In a 2010 Pediatrics in Review article on causes of acute abdominal pain in children, Drs. Albert Ross and Neal LeLeiko explain that an intussusception is created when one part of the intestine is pulled into an adjoining section, essentially trapping bowel within bowel. An affected child can have abdominal pain, weakness, vomiting and a pale appearance, as well as a distended belly and production of a bloody bowel movement as the condition progresses.
The World Health Organization (WHO) reports that intussusception is the most common cause of sudden-onset intestinal obstruction in infants and young children. In developed countries, this condition occurs in up to four out of every 1,000 live births. WHO notes that while intussusception deaths are uncommon in developed countries, this surgical emergency can result in a mortality rate as high as 50 percent in developing countries, likely from delays in diagnosis, radiologic evaluation and surgical correction because of a lack of access to adequate medical care.
WHO researchers find that intussusception occurs more often in males, with infants between 4 months and 8 months most commonly affected. Infants who develop intussusception before their first birthday typically have a rapid onset of symptoms with no definitive cause for this telescoping gut, though mesenteric adenitis, an enlargement of gastrointestinal lymph nodes, and viral infection may play a role. Older children and adults tend to follow a more smoldering course, with the pathological "lead point" of the intussusception often found to be a mass, such as a gastrointestinal tumor, vascular malformation or polyp.
Experts at the American Pediatric Surgical Association note that one lower right abdominal incision or several very small laparoscopic incisions are used in the surgical correction of intussusception. After reaching the gut, the surgeon literally attempts to squeeze the trapped portion of intestine out of the enclosing outer section of intestine.

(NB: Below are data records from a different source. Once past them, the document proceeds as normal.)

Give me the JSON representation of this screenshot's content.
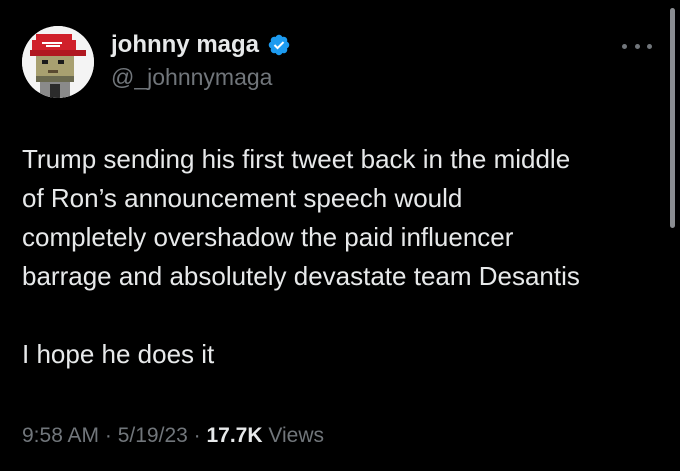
{
  "author": {
    "display_name": "johnny maga",
    "handle": "@_johnnymaga",
    "verified": true,
    "avatar_icon": "pixel-art-avatar-red-hat-icon",
    "badge_color": "#1d9bf0"
  },
  "tweet": {
    "paragraphs": [
      "Trump sending his first tweet back in the middle\nof Ron’s announcement speech would\ncompletely overshadow the paid influencer\nbarrage and absolutely devastate team Desantis",
      "I hope he does it"
    ]
  },
  "meta": {
    "time": "9:58 AM",
    "separator": " · ",
    "date": "5/19/23",
    "views_count": "17.7K",
    "views_label": " Views"
  },
  "colors": {
    "background": "#000000",
    "primary_text": "#e7e9ea",
    "secondary_text": "#71767b",
    "accent": "#1d9bf0"
  },
  "icons": {
    "more": "more-horizontal-icon",
    "verified": "verified-badge-icon"
  }
}
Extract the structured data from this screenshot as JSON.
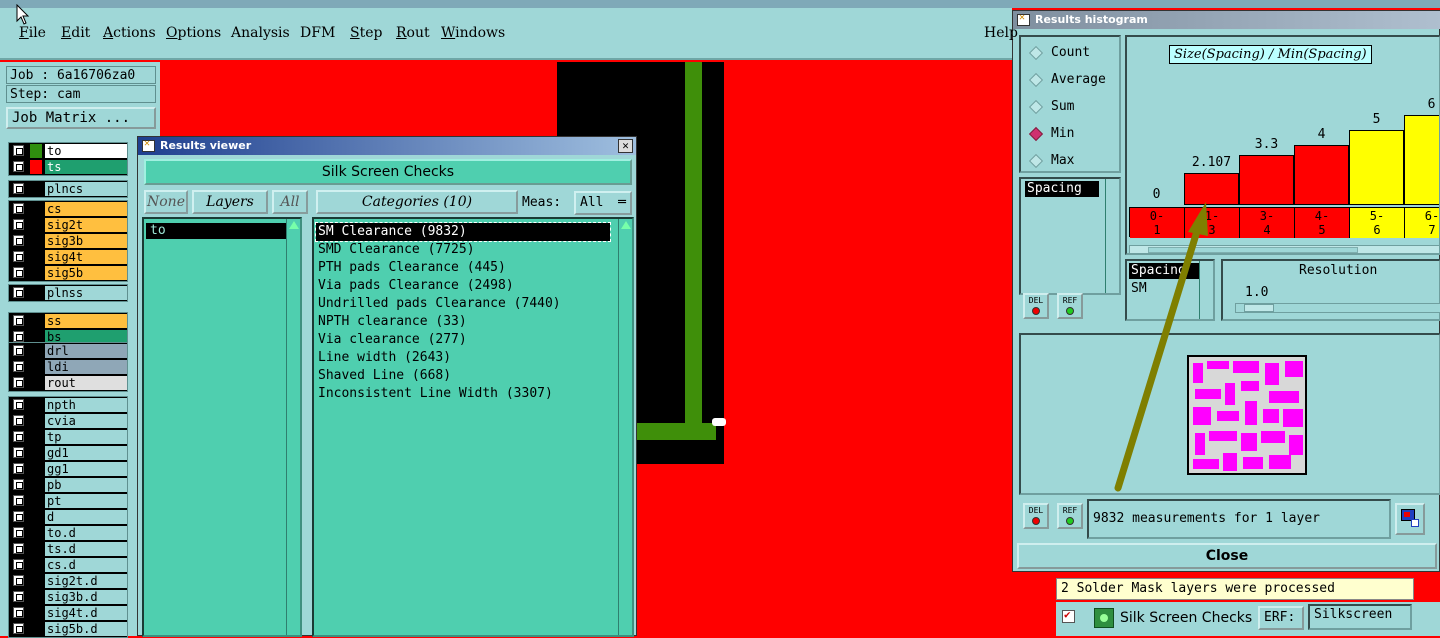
{
  "menu": {
    "items": [
      {
        "label": "File",
        "u": "F",
        "rest": "ile"
      },
      {
        "label": "Edit",
        "u": "E",
        "rest": "dit"
      },
      {
        "label": "Actions",
        "u": "A",
        "rest": "ctions"
      },
      {
        "label": "Options",
        "u": "O",
        "rest": "ptions"
      },
      {
        "label": "Analysis",
        "u": "",
        "rest": "Analysis"
      },
      {
        "label": "DFM",
        "u": "",
        "rest": "DFM"
      },
      {
        "label": "Step",
        "u": "S",
        "rest": "tep"
      },
      {
        "label": "Rout",
        "u": "R",
        "rest": "out"
      },
      {
        "label": "Windows",
        "u": "W",
        "rest": "indows"
      },
      {
        "label": "Help",
        "u": "",
        "rest": "Help"
      }
    ]
  },
  "job": {
    "job_label": "Job : 6a16706za0",
    "step_label": "Step: cam",
    "matrix_button": "Job Matrix ..."
  },
  "layers": {
    "group1": [
      {
        "name": "to",
        "sw": "#2f8f0f",
        "bg": "#ffffff"
      },
      {
        "name": "ts",
        "sw": "#ff0000",
        "bg": "#1f9f6f",
        "fg": "#ffffff"
      }
    ],
    "group2": [
      {
        "name": "plncs",
        "sw": "#000000",
        "bg": "#9fd7d7"
      }
    ],
    "group3": [
      {
        "name": "cs",
        "sw": "#000000",
        "bg": "#ffbf3f"
      },
      {
        "name": "sig2t",
        "sw": "#000000",
        "bg": "#ffbf3f"
      },
      {
        "name": "sig3b",
        "sw": "#000000",
        "bg": "#ffbf3f"
      },
      {
        "name": "sig4t",
        "sw": "#000000",
        "bg": "#ffbf3f"
      },
      {
        "name": "sig5b",
        "sw": "#000000",
        "bg": "#ffbf3f"
      }
    ],
    "group4": [
      {
        "name": "plnss",
        "sw": "#000000",
        "bg": "#9fd7d7"
      }
    ],
    "group5": [
      {
        "name": "ss",
        "sw": "#000000",
        "bg": "#ffbf3f"
      },
      {
        "name": "bs",
        "sw": "#000000",
        "bg": "#1f9f6f"
      }
    ],
    "group6": [
      {
        "name": "drl",
        "sw": "#000000",
        "bg": "#8fa7b7"
      },
      {
        "name": "ldi",
        "sw": "#000000",
        "bg": "#8fa7b7"
      },
      {
        "name": "rout",
        "sw": "#000000",
        "bg": "#dfdfdf"
      }
    ],
    "group7": [
      {
        "name": "npth",
        "sw": "#000000",
        "bg": "#9fd7d7"
      },
      {
        "name": "cvia",
        "sw": "#000000",
        "bg": "#9fd7d7"
      },
      {
        "name": "tp",
        "sw": "#000000",
        "bg": "#9fd7d7"
      },
      {
        "name": "gd1",
        "sw": "#000000",
        "bg": "#9fd7d7"
      },
      {
        "name": "gg1",
        "sw": "#000000",
        "bg": "#9fd7d7"
      },
      {
        "name": "pb",
        "sw": "#000000",
        "bg": "#9fd7d7"
      },
      {
        "name": "pt",
        "sw": "#000000",
        "bg": "#9fd7d7"
      },
      {
        "name": "d",
        "sw": "#000000",
        "bg": "#9fd7d7"
      },
      {
        "name": "to.d",
        "sw": "#000000",
        "bg": "#9fd7d7"
      },
      {
        "name": "ts.d",
        "sw": "#000000",
        "bg": "#9fd7d7"
      },
      {
        "name": "cs.d",
        "sw": "#000000",
        "bg": "#9fd7d7"
      },
      {
        "name": "sig2t.d",
        "sw": "#000000",
        "bg": "#9fd7d7"
      },
      {
        "name": "sig3b.d",
        "sw": "#000000",
        "bg": "#9fd7d7"
      },
      {
        "name": "sig4t.d",
        "sw": "#000000",
        "bg": "#9fd7d7"
      },
      {
        "name": "sig5b.d",
        "sw": "#000000",
        "bg": "#9fd7d7"
      }
    ]
  },
  "results_viewer": {
    "title": "Results viewer",
    "header_button": "Silk Screen Checks",
    "none_button": "None",
    "layers_button": "Layers",
    "all_button": "All",
    "categories_button": "Categories (10)",
    "meas_label": "Meas:",
    "meas_value": "All",
    "layer_list": [
      "to"
    ],
    "categories": [
      "SM Clearance (9832)",
      "SMD Clearance (7725)",
      "PTH pads Clearance (445)",
      "Via pads Clearance (2498)",
      "Undrilled pads Clearance (7440)",
      "NPTH clearance (33)",
      "Via clearance (277)",
      "Line width (2643)",
      "Shaved Line (668)",
      "Inconsistent Line Width (3307)"
    ]
  },
  "histogram": {
    "title": "Results histogram",
    "modes": [
      {
        "label": "Count",
        "selected": false
      },
      {
        "label": "Average",
        "selected": false
      },
      {
        "label": "Sum",
        "selected": false
      },
      {
        "label": "Min",
        "selected": true
      },
      {
        "label": "Max",
        "selected": false
      }
    ],
    "field_list": [
      "Spacing"
    ],
    "plot_title": "Size(Spacing) / Min(Spacing)",
    "bars": [
      {
        "value": "0",
        "bin": "0-\n1",
        "height": 0,
        "color": "#ff0000"
      },
      {
        "value": "2.107",
        "bin": "1-\n3",
        "height": 2.107,
        "color": "#ff0000"
      },
      {
        "value": "3.3",
        "bin": "3-\n4",
        "height": 3.3,
        "color": "#ff0000"
      },
      {
        "value": "4",
        "bin": "4-\n5",
        "height": 4,
        "color": "#ff0000"
      },
      {
        "value": "5",
        "bin": "5-\n6",
        "height": 5,
        "color": "#ffff00"
      },
      {
        "value": "6",
        "bin": "6-\n7",
        "height": 6,
        "color": "#ffff00"
      }
    ],
    "del_label": "DEL",
    "ref_label": "REF",
    "spacing_list": [
      "Spacing",
      "SM"
    ],
    "resolution_label": "Resolution",
    "resolution_value": "1.0",
    "measurements": "9832 measurements for 1 layer",
    "close_button": "Close"
  },
  "status": {
    "message": "2 Solder Mask layers were processed",
    "check_name": "Silk Screen Checks",
    "erf_label": "ERF:",
    "erf_value": "Silkscreen"
  }
}
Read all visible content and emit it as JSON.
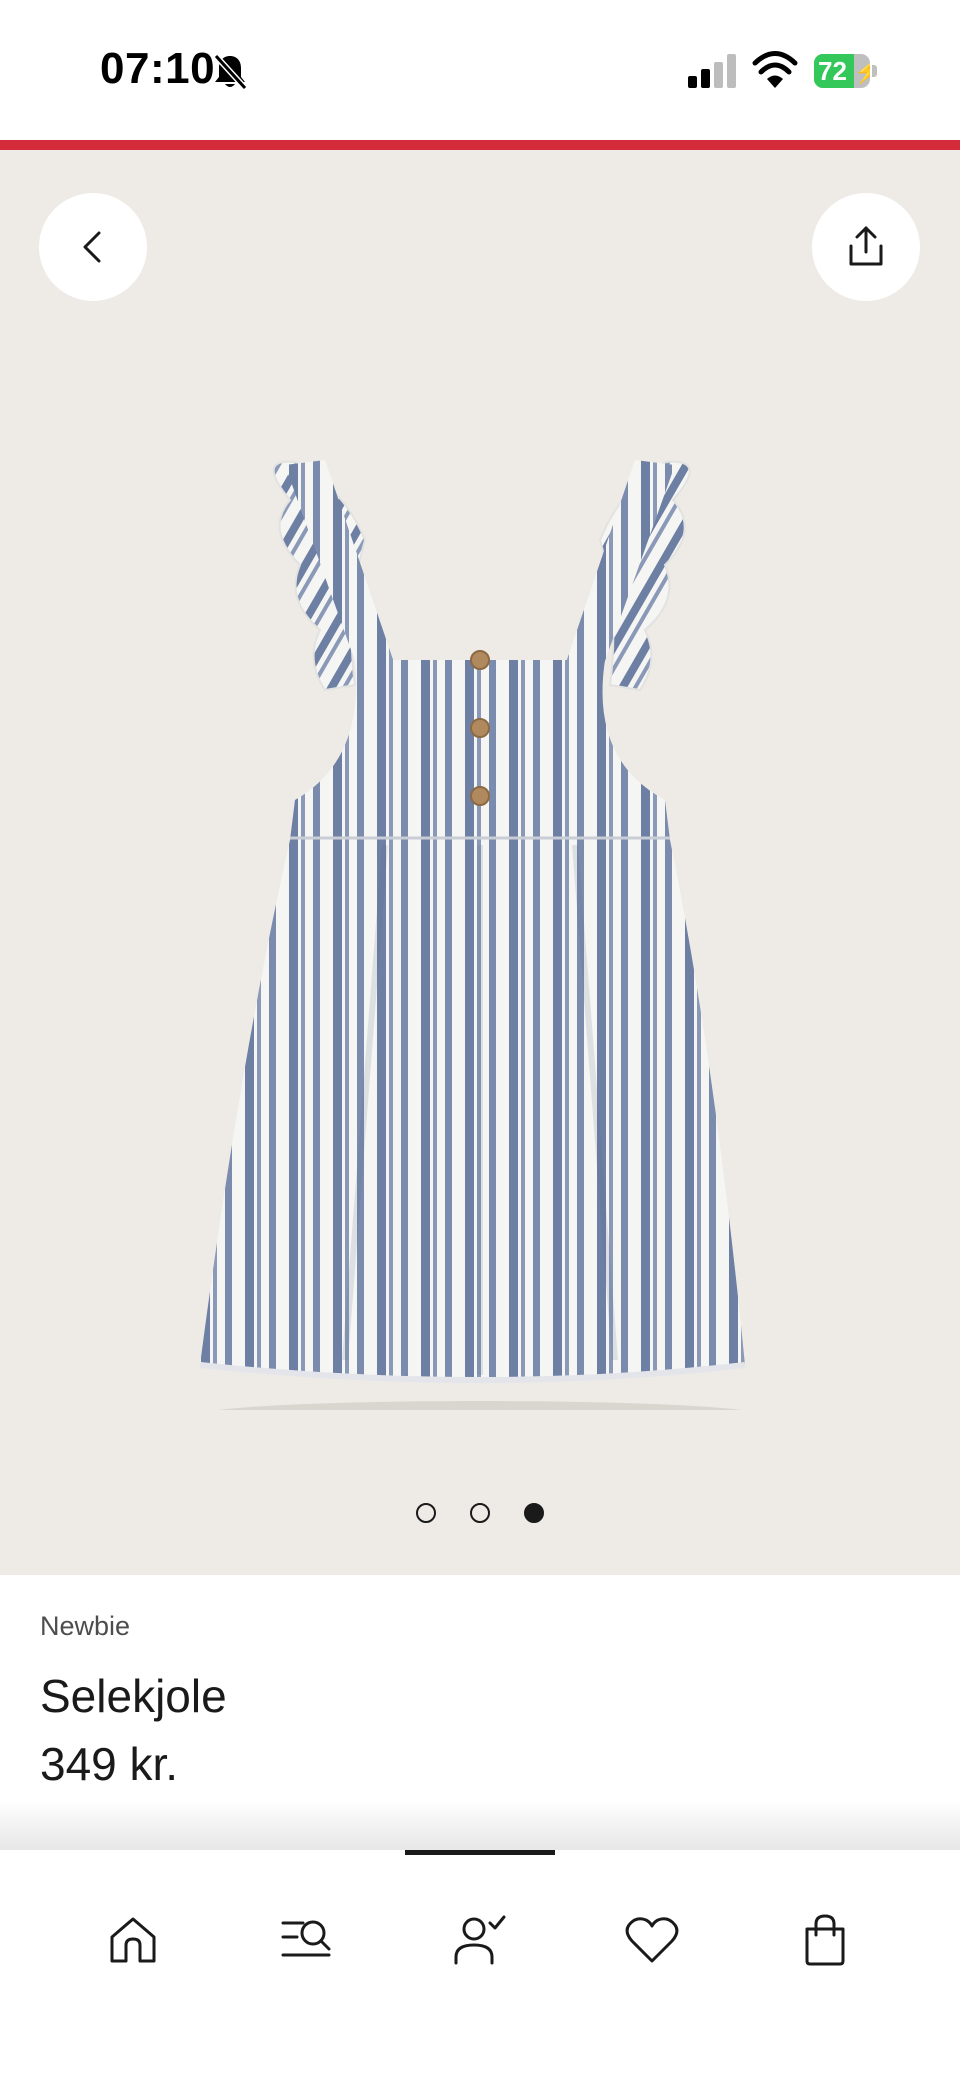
{
  "status_bar": {
    "time": "07:10",
    "battery_percent": "72",
    "battery_level": 0.72,
    "icons": [
      "bell-slash-icon",
      "signal-icon",
      "wifi-icon",
      "battery-charging-icon"
    ]
  },
  "colors": {
    "accent": "#d42b3b",
    "image_background": "#eeebe7",
    "battery_green": "#34c759",
    "text": "#1a1a1a"
  },
  "header_buttons": {
    "back_icon": "chevron-left-icon",
    "share_icon": "share-icon"
  },
  "carousel": {
    "total": 3,
    "active_index": 2
  },
  "product": {
    "brand": "Newbie",
    "name": "Selekjole",
    "price": "349 kr."
  },
  "bottom_nav": {
    "items": [
      {
        "icon": "home-icon"
      },
      {
        "icon": "search-list-icon"
      },
      {
        "icon": "account-check-icon"
      },
      {
        "icon": "heart-icon"
      },
      {
        "icon": "shopping-bag-icon"
      }
    ]
  }
}
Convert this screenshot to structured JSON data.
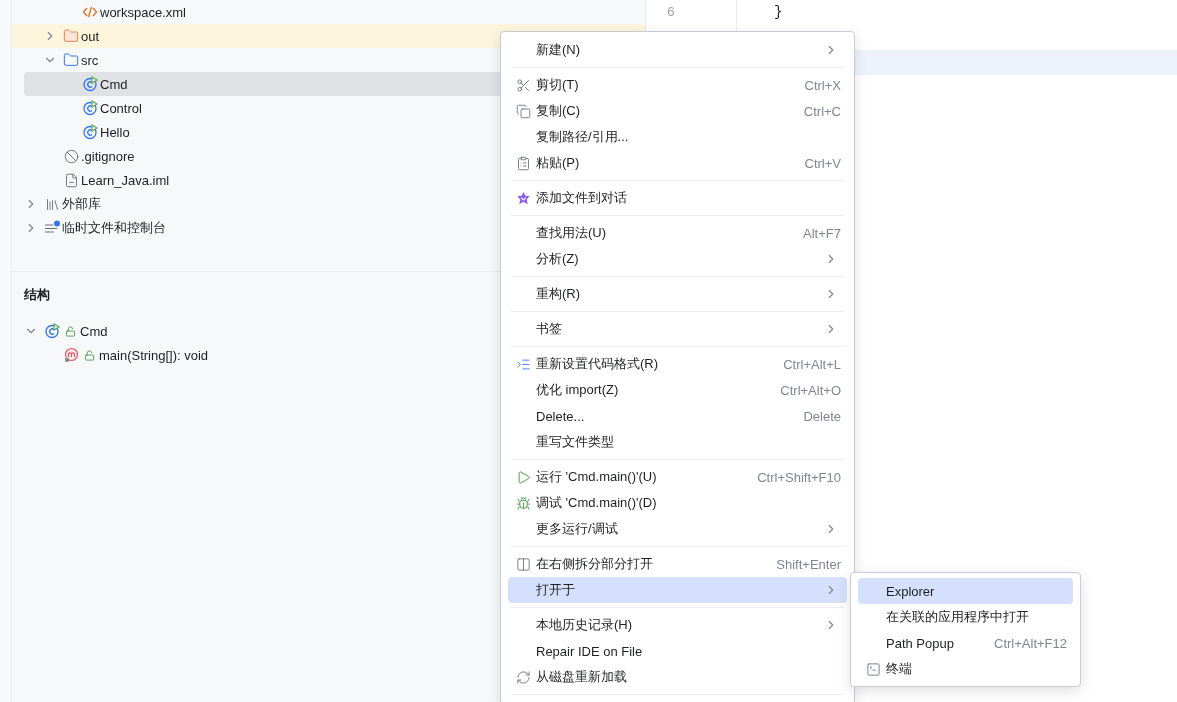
{
  "project_tree": {
    "items": [
      {
        "kind": "continuation",
        "children": [
          {
            "kind": "xml",
            "label": "workspace.xml"
          }
        ]
      },
      {
        "kind": "folder",
        "label": "out",
        "expanded": false,
        "excluded": true,
        "selected": false
      },
      {
        "kind": "source-folder",
        "label": "src",
        "expanded": true,
        "selected": false,
        "children": [
          {
            "kind": "class",
            "label": "Cmd",
            "selected": true
          },
          {
            "kind": "class",
            "label": "Control",
            "selected": false
          },
          {
            "kind": "class",
            "label": "Hello",
            "selected": false
          }
        ]
      },
      {
        "kind": "ignore",
        "label": ".gitignore",
        "selected": false
      },
      {
        "kind": "module-file",
        "label": "Learn_Java.iml",
        "selected": false
      }
    ],
    "roots": [
      {
        "kind": "library",
        "label": "外部库",
        "expanded": false
      },
      {
        "kind": "scratch",
        "label": "临时文件和控制台",
        "expanded": false
      }
    ]
  },
  "structure": {
    "title": "结构",
    "items": [
      {
        "kind": "class",
        "label": "Cmd",
        "expanded": true,
        "public": true,
        "children": [
          {
            "kind": "method",
            "label": "main(String[]): void",
            "public": true
          }
        ]
      }
    ]
  },
  "editor": {
    "lines": [
      {
        "number": "6",
        "code": "}",
        "current": false
      },
      {
        "current": false
      },
      {
        "current": true
      }
    ]
  },
  "context_menu": {
    "items": [
      {
        "kind": "item",
        "label": "新建(N)",
        "submenu": true,
        "selected": false
      },
      {
        "kind": "separator"
      },
      {
        "kind": "item",
        "label": "剪切(T)",
        "shortcut": "Ctrl+X",
        "selected": false
      },
      {
        "kind": "item",
        "label": "复制(C)",
        "shortcut": "Ctrl+C",
        "selected": false
      },
      {
        "kind": "item",
        "label": "复制路径/引用...",
        "selected": false
      },
      {
        "kind": "item",
        "label": "粘贴(P)",
        "shortcut": "Ctrl+V",
        "selected": false
      },
      {
        "kind": "separator"
      },
      {
        "kind": "item",
        "label": "添加文件到对话",
        "selected": false
      },
      {
        "kind": "separator"
      },
      {
        "kind": "item",
        "label": "查找用法(U)",
        "shortcut": "Alt+F7",
        "selected": false
      },
      {
        "kind": "item",
        "label": "分析(Z)",
        "submenu": true,
        "selected": false
      },
      {
        "kind": "separator"
      },
      {
        "kind": "item",
        "label": "重构(R)",
        "submenu": true,
        "selected": false
      },
      {
        "kind": "separator"
      },
      {
        "kind": "item",
        "label": "书签",
        "submenu": true,
        "selected": false
      },
      {
        "kind": "separator"
      },
      {
        "kind": "item",
        "label": "重新设置代码格式(R)",
        "shortcut": "Ctrl+Alt+L",
        "selected": false
      },
      {
        "kind": "item",
        "label": "优化 import(Z)",
        "shortcut": "Ctrl+Alt+O",
        "selected": false
      },
      {
        "kind": "item",
        "label": "Delete...",
        "shortcut": "Delete",
        "selected": false
      },
      {
        "kind": "item",
        "label": "重写文件类型",
        "selected": false
      },
      {
        "kind": "separator"
      },
      {
        "kind": "item",
        "label": "运行 'Cmd.main()'(U)",
        "shortcut": "Ctrl+Shift+F10",
        "selected": false
      },
      {
        "kind": "item",
        "label": "调试 'Cmd.main()'(D)",
        "selected": false
      },
      {
        "kind": "item",
        "label": "更多运行/调试",
        "submenu": true,
        "selected": false
      },
      {
        "kind": "separator"
      },
      {
        "kind": "item",
        "label": "在右侧拆分部分打开",
        "shortcut": "Shift+Enter",
        "selected": false
      },
      {
        "kind": "item",
        "label": "打开于",
        "submenu": true,
        "selected": true
      },
      {
        "kind": "separator"
      },
      {
        "kind": "item",
        "label": "本地历史记录(H)",
        "submenu": true,
        "selected": false
      },
      {
        "kind": "item",
        "label": "Repair IDE on File",
        "selected": false
      },
      {
        "kind": "item",
        "label": "从磁盘重新加载",
        "selected": false
      },
      {
        "kind": "separator"
      }
    ]
  },
  "submenu": {
    "items": [
      {
        "label": "Explorer",
        "selected": true
      },
      {
        "label": "在关联的应用程序中打开",
        "selected": false
      },
      {
        "label": "Path Popup",
        "shortcut": "Ctrl+Alt+F12",
        "selected": false
      },
      {
        "label": "终端",
        "selected": false
      }
    ]
  }
}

If this approach is successful, the involved portions of bowel are returned to their proper place, the appendix is removed, and the child's surgical incisions are sutured closed. When the involved sections of bowel appear to be damaged beyond repair, or if the surgeon cannot free the trapped bowel by the "squeeze technique," portions of the intestine are resected, or surgically removed, resulting in a longer hospital stay and recovery period.
• Dr. Helen Minciotti is a mother of five and a pediatrician with a practice in Schaumburg. She formerly chaired the Department of Pediatrics at Northwest Community Hospital in Arlington Heights.